Hi everybody! What a hiatus, right? If you are asking yourself, what happened to you Alberto? The reality is that for a long time I wanted to included YouTube videos in my post and I promised myself that the next post I published would have a video for sure… what I did not anticipate is how hard would it be for me! Basically the problem was that this self-imposition was putting me totally out of my comfort zone, because it is embarrassing and because of my typical perfectionism which many times has the side-effect of blocking me, so, in the end, I assumed that my first videos are not going to be like the Sixtine Chapel, that they will look cheap, but I will make them better, step by step, with practice. In my situation I definitely needed to start with something, no matter how good it results being, instead of letting time go by forever. Today I am going to talk you about how the service objects I work with on a daily basis look like.

What is a service object in Rails?

If you ask yourself… “but, what is that service object thing?, I cannot find that in Rails anywhere!” Keep calm. You will not find any service objects in Rails’ default project structure, but that does not mean you cannot use them, in fact, lots of companies do… until the point service objects are even mentioned in Rails’ Autoloading guides!

Services objects, a.k.a. action objects or workflow objects, are objects whose purpose is to model your application’s business logic that typically would be spread between your models and controllers, within their methods and callbacks. Instead, you have it centralized in a single place, neat and pretty.

When to use service objects?

The answer to this question, as in many things in the software development industry, is that it depends on your taste. I have been in teams that used them always, to the extreme, that is, the controller action was a single line which instantiated the service object and sent it a message, while on the other hand, I have also been in teams that said no way to service objects, here we only use models, controllers and callbacks because that is how it works in Basecamp. I personally like to use them when there is complex business logic that I feel it does not belong to a model, when having it in callbacks could complicate other code flows, or simply when extracting it to a dedicated object would improve code legibility or reusability.


Service naming

Regarding class naming, which name shall we use? Personally I like to use names derived from a verb, like for example Orders::Builder to build an order in a store in which the process is complex.

Method naming

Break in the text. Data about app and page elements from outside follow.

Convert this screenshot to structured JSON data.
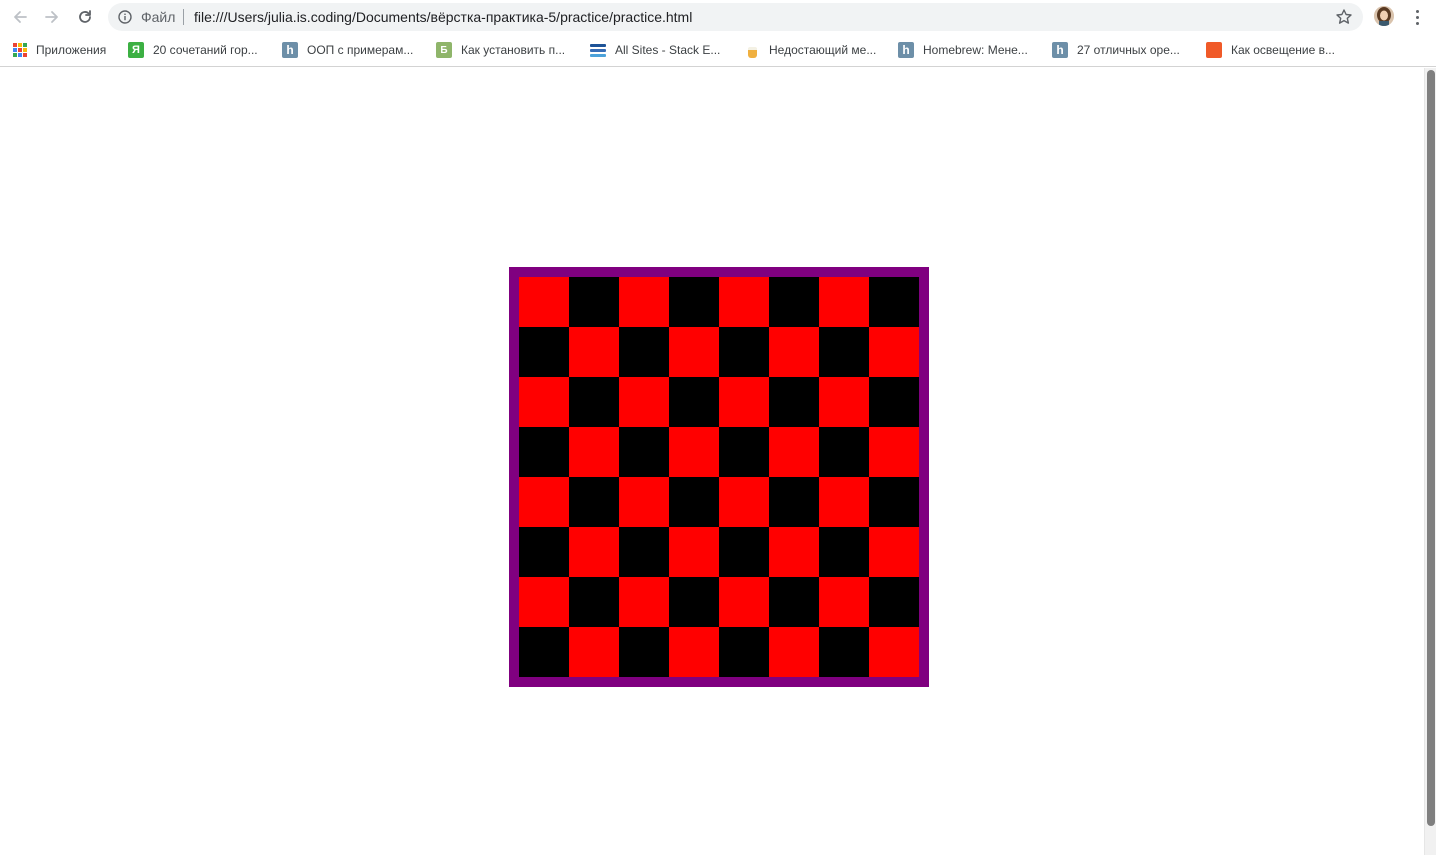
{
  "toolbar": {
    "scheme_label": "Файл",
    "url": "file:///Users/julia.is.coding/Documents/вёрстка-практика-5/practice/practice.html",
    "icons": {
      "back": "arrow-left",
      "forward": "arrow-right",
      "reload": "reload",
      "info": "info-circle",
      "bookmark": "star-outline",
      "profile": "avatar",
      "menu": "vertical-ellipsis"
    }
  },
  "bookmarks": [
    {
      "label": "Приложения",
      "icon": "apps-grid"
    },
    {
      "label": "20 сочетаний гор...",
      "icon": "green-y"
    },
    {
      "label": "ООП с примерам...",
      "icon": "habr-h"
    },
    {
      "label": "Как установить п...",
      "icon": "green-book"
    },
    {
      "label": "All Sites - Stack E...",
      "icon": "stack-exchange"
    },
    {
      "label": "Недостающий ме...",
      "icon": "beer-mug"
    },
    {
      "label": "Homebrew: Мене...",
      "icon": "habr-h"
    },
    {
      "label": "27 отличных ope...",
      "icon": "habr-h"
    },
    {
      "label": "Как освещение в...",
      "icon": "lifehacker"
    }
  ],
  "board": {
    "rows": 8,
    "cols": 8,
    "border_color": "#800080",
    "first_square_color": "#ff0000",
    "alternate_square_color": "#000000"
  }
}
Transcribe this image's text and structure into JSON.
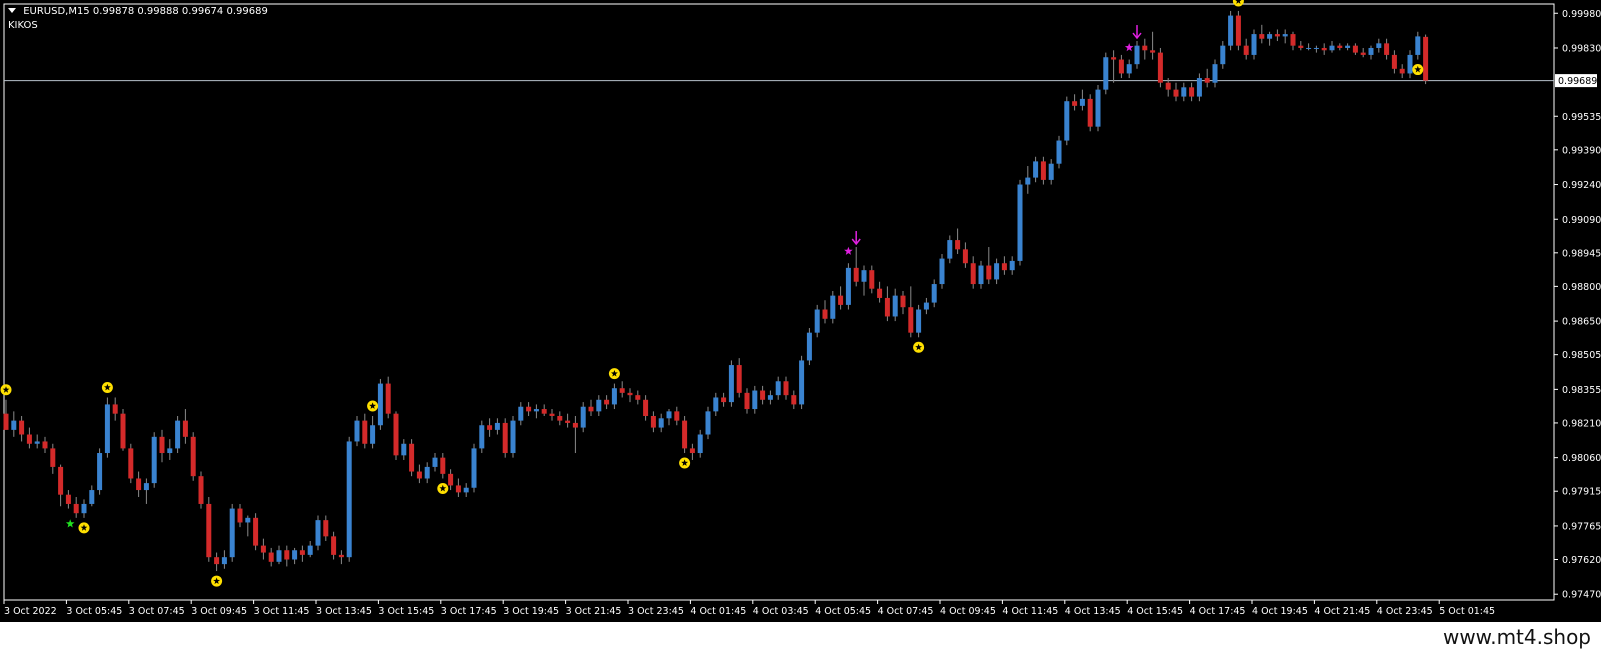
{
  "header": {
    "symbol": "EURUSD,M15",
    "ohlc": "0.99878 0.99888 0.99674 0.99689",
    "indicator": "KIKOS"
  },
  "watermark": "www.mt4.shop",
  "price_tag": "0.99689",
  "colors": {
    "background": "#000000",
    "bull": "#3a83d0",
    "bear": "#d42a2a",
    "grid_axis": "#ffffff",
    "star_signal": "#ffe000",
    "magenta_signal": "#e020e0",
    "green_signal": "#20e020",
    "price_line": "#b8c2cc"
  },
  "chart_data": {
    "type": "candlestick",
    "symbol": "EURUSD",
    "timeframe": "M15",
    "y_ticks": [
      0.9998,
      0.9983,
      0.99689,
      0.99535,
      0.9939,
      0.9924,
      0.9909,
      0.98945,
      0.988,
      0.9865,
      0.98505,
      0.98355,
      0.9821,
      0.9806,
      0.97915,
      0.97765,
      0.9762,
      0.9747
    ],
    "y_tick_labels": [
      "0.99980",
      "0.99830",
      "0.99689",
      "0.99535",
      "0.99390",
      "0.99240",
      "0.99090",
      "0.98945",
      "0.98800",
      "0.98650",
      "0.98505",
      "0.98355",
      "0.98210",
      "0.98060",
      "0.97915",
      "0.97765",
      "0.97620",
      "0.97470"
    ],
    "ylim": [
      0.97445,
      1.0002
    ],
    "x_labels": [
      "3 Oct 2022",
      "3 Oct 05:45",
      "3 Oct 07:45",
      "3 Oct 09:45",
      "3 Oct 11:45",
      "3 Oct 13:45",
      "3 Oct 15:45",
      "3 Oct 17:45",
      "3 Oct 19:45",
      "3 Oct 21:45",
      "3 Oct 23:45",
      "4 Oct 01:45",
      "4 Oct 03:45",
      "4 Oct 05:45",
      "4 Oct 07:45",
      "4 Oct 09:45",
      "4 Oct 11:45",
      "4 Oct 13:45",
      "4 Oct 15:45",
      "4 Oct 17:45",
      "4 Oct 19:45",
      "4 Oct 21:45",
      "4 Oct 23:45",
      "5 Oct 01:45"
    ],
    "candles_per_label": 8,
    "current_price": 0.99689,
    "candles": [
      [
        0.9825,
        0.9831,
        0.9818,
        0.9818
      ],
      [
        0.9818,
        0.9826,
        0.9815,
        0.9822
      ],
      [
        0.9822,
        0.9824,
        0.9813,
        0.9816
      ],
      [
        0.9816,
        0.9819,
        0.981,
        0.9812
      ],
      [
        0.9812,
        0.9816,
        0.981,
        0.9813
      ],
      [
        0.9813,
        0.9815,
        0.9808,
        0.981
      ],
      [
        0.981,
        0.9812,
        0.9799,
        0.9802
      ],
      [
        0.9802,
        0.9803,
        0.9785,
        0.979
      ],
      [
        0.979,
        0.9792,
        0.9784,
        0.9786
      ],
      [
        0.9786,
        0.9789,
        0.978,
        0.9782
      ],
      [
        0.9782,
        0.9788,
        0.978,
        0.9786
      ],
      [
        0.9786,
        0.9794,
        0.9785,
        0.9792
      ],
      [
        0.9792,
        0.981,
        0.979,
        0.9808
      ],
      [
        0.9808,
        0.9832,
        0.9806,
        0.9829
      ],
      [
        0.9829,
        0.9832,
        0.9822,
        0.9825
      ],
      [
        0.9825,
        0.9827,
        0.9809,
        0.981
      ],
      [
        0.981,
        0.9812,
        0.9795,
        0.9797
      ],
      [
        0.9797,
        0.98,
        0.9789,
        0.9792
      ],
      [
        0.9792,
        0.9797,
        0.9786,
        0.9795
      ],
      [
        0.9795,
        0.9817,
        0.9793,
        0.9815
      ],
      [
        0.9815,
        0.9818,
        0.9804,
        0.9808
      ],
      [
        0.9808,
        0.9814,
        0.9805,
        0.981
      ],
      [
        0.981,
        0.9824,
        0.9808,
        0.9822
      ],
      [
        0.9822,
        0.9827,
        0.9812,
        0.9815
      ],
      [
        0.9815,
        0.9817,
        0.9796,
        0.9798
      ],
      [
        0.9798,
        0.98,
        0.9784,
        0.9786
      ],
      [
        0.9786,
        0.9789,
        0.9761,
        0.9763
      ],
      [
        0.9763,
        0.9765,
        0.9757,
        0.976
      ],
      [
        0.976,
        0.9766,
        0.9758,
        0.9763
      ],
      [
        0.9763,
        0.9786,
        0.9761,
        0.9784
      ],
      [
        0.9784,
        0.9786,
        0.9776,
        0.9778
      ],
      [
        0.9778,
        0.9781,
        0.9772,
        0.978
      ],
      [
        0.978,
        0.9782,
        0.9766,
        0.9768
      ],
      [
        0.9768,
        0.9771,
        0.9762,
        0.9765
      ],
      [
        0.9765,
        0.9767,
        0.9759,
        0.9761
      ],
      [
        0.9761,
        0.9768,
        0.976,
        0.9766
      ],
      [
        0.9766,
        0.9768,
        0.9759,
        0.9762
      ],
      [
        0.9762,
        0.9767,
        0.976,
        0.9766
      ],
      [
        0.9766,
        0.9768,
        0.9761,
        0.9764
      ],
      [
        0.9764,
        0.977,
        0.9763,
        0.9768
      ],
      [
        0.9768,
        0.9781,
        0.9766,
        0.9779
      ],
      [
        0.9779,
        0.9781,
        0.977,
        0.9772
      ],
      [
        0.9772,
        0.9774,
        0.9762,
        0.9764
      ],
      [
        0.9764,
        0.9766,
        0.976,
        0.9763
      ],
      [
        0.9763,
        0.9815,
        0.9761,
        0.9813
      ],
      [
        0.9813,
        0.9824,
        0.9811,
        0.9822
      ],
      [
        0.9822,
        0.9825,
        0.981,
        0.9812
      ],
      [
        0.9812,
        0.9824,
        0.981,
        0.982
      ],
      [
        0.982,
        0.984,
        0.9818,
        0.9838
      ],
      [
        0.9838,
        0.9841,
        0.9823,
        0.9825
      ],
      [
        0.9825,
        0.9826,
        0.9805,
        0.9807
      ],
      [
        0.9807,
        0.9814,
        0.9805,
        0.9812
      ],
      [
        0.9812,
        0.9814,
        0.9798,
        0.98
      ],
      [
        0.98,
        0.9803,
        0.9795,
        0.9797
      ],
      [
        0.9797,
        0.9804,
        0.9795,
        0.9802
      ],
      [
        0.9802,
        0.9808,
        0.98,
        0.9806
      ],
      [
        0.9806,
        0.9808,
        0.9797,
        0.9799
      ],
      [
        0.9799,
        0.9801,
        0.9792,
        0.9794
      ],
      [
        0.9794,
        0.9797,
        0.9789,
        0.9791
      ],
      [
        0.9791,
        0.9795,
        0.9789,
        0.9793
      ],
      [
        0.9793,
        0.9812,
        0.9791,
        0.981
      ],
      [
        0.981,
        0.9822,
        0.9808,
        0.982
      ],
      [
        0.982,
        0.9823,
        0.9815,
        0.9818
      ],
      [
        0.9818,
        0.9823,
        0.9816,
        0.9821
      ],
      [
        0.9821,
        0.9823,
        0.9806,
        0.9808
      ],
      [
        0.9808,
        0.9824,
        0.9806,
        0.9822
      ],
      [
        0.9822,
        0.983,
        0.982,
        0.9828
      ],
      [
        0.9828,
        0.983,
        0.9824,
        0.9826
      ],
      [
        0.9826,
        0.9829,
        0.9823,
        0.9827
      ],
      [
        0.9827,
        0.9829,
        0.9824,
        0.9825
      ],
      [
        0.9825,
        0.9827,
        0.9822,
        0.9824
      ],
      [
        0.9824,
        0.9826,
        0.982,
        0.9822
      ],
      [
        0.9822,
        0.9825,
        0.9819,
        0.9821
      ],
      [
        0.9821,
        0.9824,
        0.9808,
        0.9819
      ],
      [
        0.9819,
        0.983,
        0.9817,
        0.9828
      ],
      [
        0.9828,
        0.9831,
        0.9824,
        0.9826
      ],
      [
        0.9826,
        0.9833,
        0.9824,
        0.9831
      ],
      [
        0.9831,
        0.9833,
        0.9827,
        0.9829
      ],
      [
        0.9829,
        0.9838,
        0.9827,
        0.9836
      ],
      [
        0.9836,
        0.9839,
        0.9832,
        0.9834
      ],
      [
        0.9834,
        0.9836,
        0.983,
        0.9833
      ],
      [
        0.9833,
        0.9835,
        0.9829,
        0.9831
      ],
      [
        0.9831,
        0.9833,
        0.9822,
        0.9824
      ],
      [
        0.9824,
        0.9826,
        0.9817,
        0.9819
      ],
      [
        0.9819,
        0.9825,
        0.9817,
        0.9823
      ],
      [
        0.9823,
        0.9827,
        0.982,
        0.9826
      ],
      [
        0.9826,
        0.9828,
        0.982,
        0.9822
      ],
      [
        0.9822,
        0.9824,
        0.9808,
        0.981
      ],
      [
        0.981,
        0.9812,
        0.9805,
        0.9808
      ],
      [
        0.9808,
        0.9818,
        0.9806,
        0.9816
      ],
      [
        0.9816,
        0.9828,
        0.9814,
        0.9826
      ],
      [
        0.9826,
        0.9834,
        0.9824,
        0.9832
      ],
      [
        0.9832,
        0.9834,
        0.9828,
        0.983
      ],
      [
        0.983,
        0.9848,
        0.9828,
        0.9846
      ],
      [
        0.9846,
        0.9849,
        0.9832,
        0.9834
      ],
      [
        0.9834,
        0.9836,
        0.9825,
        0.9827
      ],
      [
        0.9827,
        0.9837,
        0.9825,
        0.9835
      ],
      [
        0.9835,
        0.9837,
        0.9829,
        0.9831
      ],
      [
        0.9831,
        0.9835,
        0.9829,
        0.9833
      ],
      [
        0.9833,
        0.9841,
        0.9831,
        0.9839
      ],
      [
        0.9839,
        0.9841,
        0.9831,
        0.9833
      ],
      [
        0.9833,
        0.9835,
        0.9827,
        0.9829
      ],
      [
        0.9829,
        0.985,
        0.9827,
        0.9848
      ],
      [
        0.9848,
        0.9862,
        0.9846,
        0.986
      ],
      [
        0.986,
        0.9872,
        0.9858,
        0.987
      ],
      [
        0.987,
        0.9874,
        0.9864,
        0.9866
      ],
      [
        0.9866,
        0.9878,
        0.9864,
        0.9876
      ],
      [
        0.9876,
        0.988,
        0.987,
        0.9872
      ],
      [
        0.9872,
        0.989,
        0.987,
        0.9888
      ],
      [
        0.9888,
        0.9897,
        0.988,
        0.9882
      ],
      [
        0.9882,
        0.9889,
        0.9876,
        0.9887
      ],
      [
        0.9887,
        0.9889,
        0.9877,
        0.9879
      ],
      [
        0.9879,
        0.9882,
        0.9873,
        0.9875
      ],
      [
        0.9875,
        0.988,
        0.9865,
        0.9867
      ],
      [
        0.9867,
        0.9879,
        0.9865,
        0.9876
      ],
      [
        0.9876,
        0.9878,
        0.9868,
        0.9871
      ],
      [
        0.9871,
        0.988,
        0.9858,
        0.986
      ],
      [
        0.986,
        0.9872,
        0.9858,
        0.987
      ],
      [
        0.987,
        0.9875,
        0.9868,
        0.9873
      ],
      [
        0.9873,
        0.9883,
        0.9871,
        0.9881
      ],
      [
        0.9881,
        0.9894,
        0.9879,
        0.9892
      ],
      [
        0.9892,
        0.9902,
        0.989,
        0.99
      ],
      [
        0.99,
        0.9905,
        0.9894,
        0.9896
      ],
      [
        0.9896,
        0.9899,
        0.9888,
        0.989
      ],
      [
        0.989,
        0.9893,
        0.9879,
        0.9881
      ],
      [
        0.9881,
        0.9891,
        0.9879,
        0.9889
      ],
      [
        0.9889,
        0.9897,
        0.9881,
        0.9883
      ],
      [
        0.9883,
        0.9892,
        0.9881,
        0.989
      ],
      [
        0.989,
        0.9893,
        0.9885,
        0.9887
      ],
      [
        0.9887,
        0.9893,
        0.9885,
        0.9891
      ],
      [
        0.9891,
        0.9926,
        0.9889,
        0.9924
      ],
      [
        0.9924,
        0.9932,
        0.992,
        0.9927
      ],
      [
        0.9927,
        0.9936,
        0.9925,
        0.9934
      ],
      [
        0.9934,
        0.9936,
        0.9924,
        0.9926
      ],
      [
        0.9926,
        0.9935,
        0.9924,
        0.9933
      ],
      [
        0.9933,
        0.9945,
        0.9931,
        0.9943
      ],
      [
        0.9943,
        0.9962,
        0.9941,
        0.996
      ],
      [
        0.996,
        0.9963,
        0.9956,
        0.9958
      ],
      [
        0.9958,
        0.9965,
        0.9956,
        0.9961
      ],
      [
        0.9961,
        0.9963,
        0.9947,
        0.9949
      ],
      [
        0.9949,
        0.9967,
        0.9947,
        0.9965
      ],
      [
        0.9965,
        0.9981,
        0.9963,
        0.9979
      ],
      [
        0.9979,
        0.9982,
        0.9968,
        0.9978
      ],
      [
        0.9978,
        0.998,
        0.997,
        0.9972
      ],
      [
        0.9972,
        0.9978,
        0.997,
        0.9976
      ],
      [
        0.9976,
        0.9986,
        0.9974,
        0.9984
      ],
      [
        0.9984,
        0.9987,
        0.9978,
        0.9982
      ],
      [
        0.9982,
        0.999,
        0.9978,
        0.9981
      ],
      [
        0.9981,
        0.9983,
        0.9966,
        0.9968
      ],
      [
        0.9968,
        0.997,
        0.9962,
        0.9965
      ],
      [
        0.9965,
        0.9968,
        0.996,
        0.9962
      ],
      [
        0.9962,
        0.9968,
        0.996,
        0.9966
      ],
      [
        0.9966,
        0.9968,
        0.996,
        0.9962
      ],
      [
        0.9962,
        0.9972,
        0.996,
        0.997
      ],
      [
        0.997,
        0.9974,
        0.9966,
        0.9968
      ],
      [
        0.9968,
        0.9978,
        0.9966,
        0.9976
      ],
      [
        0.9976,
        0.9986,
        0.9974,
        0.9984
      ],
      [
        0.9984,
        0.9999,
        0.9982,
        0.9997
      ],
      [
        0.9997,
        0.9999,
        0.9982,
        0.9984
      ],
      [
        0.9984,
        0.9987,
        0.9978,
        0.998
      ],
      [
        0.998,
        0.9991,
        0.9978,
        0.9989
      ],
      [
        0.9989,
        0.9993,
        0.9985,
        0.9987
      ],
      [
        0.9987,
        0.999,
        0.9984,
        0.9989
      ],
      [
        0.9989,
        0.9991,
        0.9986,
        0.9988
      ],
      [
        0.9988,
        0.9991,
        0.9985,
        0.9989
      ],
      [
        0.9989,
        0.999,
        0.9982,
        0.9984
      ],
      [
        0.9984,
        0.9986,
        0.9982,
        0.9983
      ],
      [
        0.9983,
        0.9985,
        0.9982,
        0.9983
      ],
      [
        0.9983,
        0.9984,
        0.9981,
        0.9983
      ],
      [
        0.9983,
        0.9985,
        0.998,
        0.9982
      ],
      [
        0.9982,
        0.9986,
        0.9981,
        0.9984
      ],
      [
        0.9984,
        0.9985,
        0.9982,
        0.9983
      ],
      [
        0.9983,
        0.9985,
        0.9982,
        0.9984
      ],
      [
        0.9984,
        0.9985,
        0.998,
        0.9981
      ],
      [
        0.9981,
        0.9983,
        0.9979,
        0.998
      ],
      [
        0.998,
        0.9984,
        0.9978,
        0.9983
      ],
      [
        0.9983,
        0.9987,
        0.9981,
        0.9985
      ],
      [
        0.9985,
        0.9987,
        0.9978,
        0.998
      ],
      [
        0.998,
        0.9982,
        0.9972,
        0.9974
      ],
      [
        0.9974,
        0.9976,
        0.997,
        0.9972
      ],
      [
        0.9972,
        0.9982,
        0.997,
        0.998
      ],
      [
        0.998,
        0.999,
        0.9978,
        0.9988
      ],
      [
        0.99878,
        0.99888,
        0.99674,
        0.99689
      ]
    ],
    "markers": [
      {
        "index": 0,
        "type": "star-circle",
        "at": "high"
      },
      {
        "index": 10,
        "type": "star-circle",
        "at": "low"
      },
      {
        "index": 13,
        "type": "star-circle",
        "at": "high"
      },
      {
        "index": 27,
        "type": "star-circle",
        "at": "low"
      },
      {
        "index": 47,
        "type": "star-circle",
        "at": "high"
      },
      {
        "index": 56,
        "type": "star-circle",
        "at": "low"
      },
      {
        "index": 78,
        "type": "star-circle",
        "at": "high"
      },
      {
        "index": 87,
        "type": "star-circle",
        "at": "low"
      },
      {
        "index": 117,
        "type": "star-circle",
        "at": "low"
      },
      {
        "index": 158,
        "type": "star-circle",
        "at": "high"
      },
      {
        "index": 181,
        "type": "star-circle",
        "at": "low"
      },
      {
        "index": 185,
        "type": "star-circle",
        "at": "low"
      },
      {
        "index": 108,
        "type": "magenta-star",
        "at": "high"
      },
      {
        "index": 109,
        "type": "magenta-arrow-down",
        "at": "high"
      },
      {
        "index": 144,
        "type": "magenta-star",
        "at": "high"
      },
      {
        "index": 145,
        "type": "magenta-arrow-down",
        "at": "high"
      },
      {
        "index": 9,
        "type": "green-star",
        "at": "low"
      }
    ]
  }
}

About this topic I like to use method names that reveal the intention of what is going to happen there. In the previous example, the most trivial thing would be to use build, but if we have different flavors or alternatives as fetch_or_build_by we will be able to express it with this convention. Many people, and maybe you are one of them, adopt the convention of naming this method call. The idea of using always this name no matter what does not seduce me. To be honest, I do not like it because, not only it somehow limits you to only have a single method per service, but you also loose expressivity and the ability to help people reading your code to understand what that method is supposed to be doing. Moreover, call is already used in Ruby for procs and lambdas, and the simple fact of using call as method name feels misleading to me as I always end thinking of procs or lambdas.

Where to put service objects in a Rails project?

In this case I follow the most accepted convention, which I have seen everywhere I have worked, with no exceptions here, which is, under app/services, which, as we saw before, it is even mentioned in Rails’ Autoloading guide.

Other alternatives to service objects

As also mentioned before, the classical alternative is to have this logic distributed in methods or callbacks inside your models and controllers, but there is also one more alternative that comes to my mind right now, process objects. We will talk about them in a future post.